**What the exercise asks**
Given the listing that follows, report all lines in which the string "this" occurs.

**Extracted data**
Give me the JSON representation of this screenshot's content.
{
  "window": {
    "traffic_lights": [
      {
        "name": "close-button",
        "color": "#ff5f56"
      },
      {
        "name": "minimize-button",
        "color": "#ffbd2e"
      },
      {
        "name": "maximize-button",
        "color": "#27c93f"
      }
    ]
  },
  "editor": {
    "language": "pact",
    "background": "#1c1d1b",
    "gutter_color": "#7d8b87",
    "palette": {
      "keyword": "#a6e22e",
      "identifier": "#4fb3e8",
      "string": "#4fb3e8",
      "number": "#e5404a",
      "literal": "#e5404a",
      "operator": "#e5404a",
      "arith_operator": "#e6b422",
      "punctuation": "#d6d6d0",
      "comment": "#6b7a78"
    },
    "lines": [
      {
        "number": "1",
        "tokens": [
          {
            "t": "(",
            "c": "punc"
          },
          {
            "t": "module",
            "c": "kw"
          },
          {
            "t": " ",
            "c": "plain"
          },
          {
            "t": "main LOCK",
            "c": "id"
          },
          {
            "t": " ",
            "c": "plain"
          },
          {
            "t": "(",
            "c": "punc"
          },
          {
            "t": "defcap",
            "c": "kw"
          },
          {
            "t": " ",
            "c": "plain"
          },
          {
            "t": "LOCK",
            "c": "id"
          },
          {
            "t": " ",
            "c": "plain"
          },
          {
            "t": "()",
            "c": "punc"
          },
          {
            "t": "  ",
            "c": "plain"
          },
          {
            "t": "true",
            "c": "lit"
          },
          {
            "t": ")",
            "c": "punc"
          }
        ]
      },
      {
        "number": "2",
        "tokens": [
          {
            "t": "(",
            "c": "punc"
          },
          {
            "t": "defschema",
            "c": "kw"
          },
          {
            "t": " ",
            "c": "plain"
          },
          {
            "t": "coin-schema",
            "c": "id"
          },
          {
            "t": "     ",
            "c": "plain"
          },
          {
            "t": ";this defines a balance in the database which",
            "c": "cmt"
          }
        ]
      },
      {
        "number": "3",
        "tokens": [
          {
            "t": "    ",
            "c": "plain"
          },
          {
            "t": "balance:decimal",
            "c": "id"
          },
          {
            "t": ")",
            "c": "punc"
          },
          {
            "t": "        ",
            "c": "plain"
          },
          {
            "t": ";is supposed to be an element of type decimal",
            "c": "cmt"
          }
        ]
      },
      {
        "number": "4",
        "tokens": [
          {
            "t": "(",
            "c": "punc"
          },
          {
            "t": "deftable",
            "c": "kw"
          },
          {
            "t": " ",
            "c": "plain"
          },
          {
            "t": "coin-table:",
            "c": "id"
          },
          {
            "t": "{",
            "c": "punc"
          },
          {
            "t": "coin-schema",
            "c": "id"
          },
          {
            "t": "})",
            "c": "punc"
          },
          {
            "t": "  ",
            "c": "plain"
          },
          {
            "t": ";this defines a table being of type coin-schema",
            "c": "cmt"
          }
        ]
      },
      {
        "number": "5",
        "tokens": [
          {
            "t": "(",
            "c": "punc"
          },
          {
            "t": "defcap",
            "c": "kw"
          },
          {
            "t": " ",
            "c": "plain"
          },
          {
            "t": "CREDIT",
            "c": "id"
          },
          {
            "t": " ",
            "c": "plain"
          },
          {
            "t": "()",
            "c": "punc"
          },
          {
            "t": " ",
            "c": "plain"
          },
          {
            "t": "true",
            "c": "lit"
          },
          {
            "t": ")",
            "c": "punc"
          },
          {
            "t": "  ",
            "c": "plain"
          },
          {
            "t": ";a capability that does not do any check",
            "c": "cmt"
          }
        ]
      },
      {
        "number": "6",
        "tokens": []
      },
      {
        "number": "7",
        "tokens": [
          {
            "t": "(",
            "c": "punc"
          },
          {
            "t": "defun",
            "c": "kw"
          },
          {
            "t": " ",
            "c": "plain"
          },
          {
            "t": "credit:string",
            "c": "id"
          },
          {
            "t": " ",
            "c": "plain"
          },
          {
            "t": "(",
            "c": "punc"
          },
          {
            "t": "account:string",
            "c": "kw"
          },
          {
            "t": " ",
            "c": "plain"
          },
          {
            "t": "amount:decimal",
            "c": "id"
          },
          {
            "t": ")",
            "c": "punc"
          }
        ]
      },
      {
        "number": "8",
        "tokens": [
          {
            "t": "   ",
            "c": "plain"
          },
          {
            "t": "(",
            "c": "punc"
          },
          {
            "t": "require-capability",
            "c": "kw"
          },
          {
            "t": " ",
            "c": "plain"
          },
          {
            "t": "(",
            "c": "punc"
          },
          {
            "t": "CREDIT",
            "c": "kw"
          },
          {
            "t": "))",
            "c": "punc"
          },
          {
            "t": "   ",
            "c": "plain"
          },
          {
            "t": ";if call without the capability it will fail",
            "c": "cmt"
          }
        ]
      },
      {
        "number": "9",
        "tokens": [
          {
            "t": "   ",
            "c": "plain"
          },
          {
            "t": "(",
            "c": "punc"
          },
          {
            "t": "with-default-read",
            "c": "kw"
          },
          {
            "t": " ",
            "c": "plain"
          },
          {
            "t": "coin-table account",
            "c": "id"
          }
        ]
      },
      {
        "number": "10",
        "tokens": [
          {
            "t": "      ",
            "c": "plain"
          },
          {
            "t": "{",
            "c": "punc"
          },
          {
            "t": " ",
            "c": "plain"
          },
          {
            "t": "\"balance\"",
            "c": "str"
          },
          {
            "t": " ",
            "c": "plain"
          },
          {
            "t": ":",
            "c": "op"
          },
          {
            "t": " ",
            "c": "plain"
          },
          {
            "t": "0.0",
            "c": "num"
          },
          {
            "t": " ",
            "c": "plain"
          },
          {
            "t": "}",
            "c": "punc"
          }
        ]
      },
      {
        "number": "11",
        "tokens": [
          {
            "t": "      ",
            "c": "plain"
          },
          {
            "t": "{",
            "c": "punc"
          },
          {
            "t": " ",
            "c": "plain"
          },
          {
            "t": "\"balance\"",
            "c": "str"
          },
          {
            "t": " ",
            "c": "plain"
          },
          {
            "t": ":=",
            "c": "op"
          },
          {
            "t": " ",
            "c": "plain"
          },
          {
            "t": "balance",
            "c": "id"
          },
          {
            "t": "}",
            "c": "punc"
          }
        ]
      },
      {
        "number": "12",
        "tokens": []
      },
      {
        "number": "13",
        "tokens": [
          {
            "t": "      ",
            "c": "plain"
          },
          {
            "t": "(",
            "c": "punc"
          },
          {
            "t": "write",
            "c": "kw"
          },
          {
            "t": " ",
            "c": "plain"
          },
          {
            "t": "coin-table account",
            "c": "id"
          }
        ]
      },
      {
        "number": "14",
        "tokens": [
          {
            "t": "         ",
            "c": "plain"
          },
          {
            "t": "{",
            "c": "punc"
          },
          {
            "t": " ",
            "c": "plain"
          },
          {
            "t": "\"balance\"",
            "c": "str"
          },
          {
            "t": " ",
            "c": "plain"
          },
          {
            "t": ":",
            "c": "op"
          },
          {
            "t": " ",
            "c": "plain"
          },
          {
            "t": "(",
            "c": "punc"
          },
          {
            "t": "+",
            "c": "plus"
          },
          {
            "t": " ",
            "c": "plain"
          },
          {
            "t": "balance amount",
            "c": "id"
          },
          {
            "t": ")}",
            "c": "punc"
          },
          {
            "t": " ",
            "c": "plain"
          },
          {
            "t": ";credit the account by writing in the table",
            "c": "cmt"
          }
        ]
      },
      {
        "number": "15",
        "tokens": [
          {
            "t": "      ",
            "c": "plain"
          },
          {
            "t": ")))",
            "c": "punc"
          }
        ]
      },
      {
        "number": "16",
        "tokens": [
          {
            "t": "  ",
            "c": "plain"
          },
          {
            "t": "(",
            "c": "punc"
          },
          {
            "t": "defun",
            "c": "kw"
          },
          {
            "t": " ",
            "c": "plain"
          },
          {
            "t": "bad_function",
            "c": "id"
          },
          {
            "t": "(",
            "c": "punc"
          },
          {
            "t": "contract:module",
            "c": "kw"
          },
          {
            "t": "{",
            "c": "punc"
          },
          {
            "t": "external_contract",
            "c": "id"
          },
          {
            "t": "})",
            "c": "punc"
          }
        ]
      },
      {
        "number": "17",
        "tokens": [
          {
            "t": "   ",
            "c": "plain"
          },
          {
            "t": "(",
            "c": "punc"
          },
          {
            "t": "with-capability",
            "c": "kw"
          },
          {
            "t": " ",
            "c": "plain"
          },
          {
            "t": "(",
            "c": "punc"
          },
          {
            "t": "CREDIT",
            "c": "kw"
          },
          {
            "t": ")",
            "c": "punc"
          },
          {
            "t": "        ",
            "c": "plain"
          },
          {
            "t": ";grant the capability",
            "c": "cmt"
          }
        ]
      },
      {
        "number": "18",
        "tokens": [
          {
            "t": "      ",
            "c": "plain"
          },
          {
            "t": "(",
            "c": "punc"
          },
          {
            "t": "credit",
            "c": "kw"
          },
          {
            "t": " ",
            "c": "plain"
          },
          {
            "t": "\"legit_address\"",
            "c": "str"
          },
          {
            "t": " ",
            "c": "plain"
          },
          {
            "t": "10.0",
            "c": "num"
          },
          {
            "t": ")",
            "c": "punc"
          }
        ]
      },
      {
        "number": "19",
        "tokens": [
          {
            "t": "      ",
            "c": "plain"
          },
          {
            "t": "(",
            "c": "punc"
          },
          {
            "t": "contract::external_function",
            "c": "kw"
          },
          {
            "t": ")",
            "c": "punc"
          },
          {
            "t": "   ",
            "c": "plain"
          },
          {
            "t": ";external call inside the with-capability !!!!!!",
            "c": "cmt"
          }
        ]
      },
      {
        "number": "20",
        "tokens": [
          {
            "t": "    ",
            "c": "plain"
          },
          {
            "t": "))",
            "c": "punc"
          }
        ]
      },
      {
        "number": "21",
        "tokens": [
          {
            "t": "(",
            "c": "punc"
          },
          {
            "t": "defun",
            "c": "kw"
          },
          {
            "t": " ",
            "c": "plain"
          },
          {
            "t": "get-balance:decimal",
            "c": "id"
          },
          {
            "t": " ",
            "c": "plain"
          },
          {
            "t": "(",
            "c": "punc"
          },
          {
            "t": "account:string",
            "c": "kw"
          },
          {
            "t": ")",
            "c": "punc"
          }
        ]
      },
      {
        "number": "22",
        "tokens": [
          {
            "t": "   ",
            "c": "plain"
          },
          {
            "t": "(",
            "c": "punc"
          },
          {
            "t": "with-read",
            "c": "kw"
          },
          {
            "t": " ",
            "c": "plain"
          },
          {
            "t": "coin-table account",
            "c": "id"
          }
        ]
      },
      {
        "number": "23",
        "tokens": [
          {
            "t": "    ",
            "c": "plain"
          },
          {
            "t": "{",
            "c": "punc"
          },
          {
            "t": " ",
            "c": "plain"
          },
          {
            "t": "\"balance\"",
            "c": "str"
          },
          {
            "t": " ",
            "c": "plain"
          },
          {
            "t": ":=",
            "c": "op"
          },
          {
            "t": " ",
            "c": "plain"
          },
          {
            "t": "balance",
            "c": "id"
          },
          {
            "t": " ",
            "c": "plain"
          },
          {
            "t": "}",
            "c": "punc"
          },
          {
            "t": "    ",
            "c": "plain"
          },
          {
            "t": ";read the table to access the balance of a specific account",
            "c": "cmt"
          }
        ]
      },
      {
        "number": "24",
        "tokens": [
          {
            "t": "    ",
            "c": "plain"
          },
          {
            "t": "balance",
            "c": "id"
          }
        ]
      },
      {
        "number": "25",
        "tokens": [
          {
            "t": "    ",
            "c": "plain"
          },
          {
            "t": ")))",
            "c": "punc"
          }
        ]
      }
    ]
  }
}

**Solution**
Give me the JSON representation of this screenshot's content.
            "t": ";this defines a balance in the database which",
            "t": ";this defines a table being of type coin-schema",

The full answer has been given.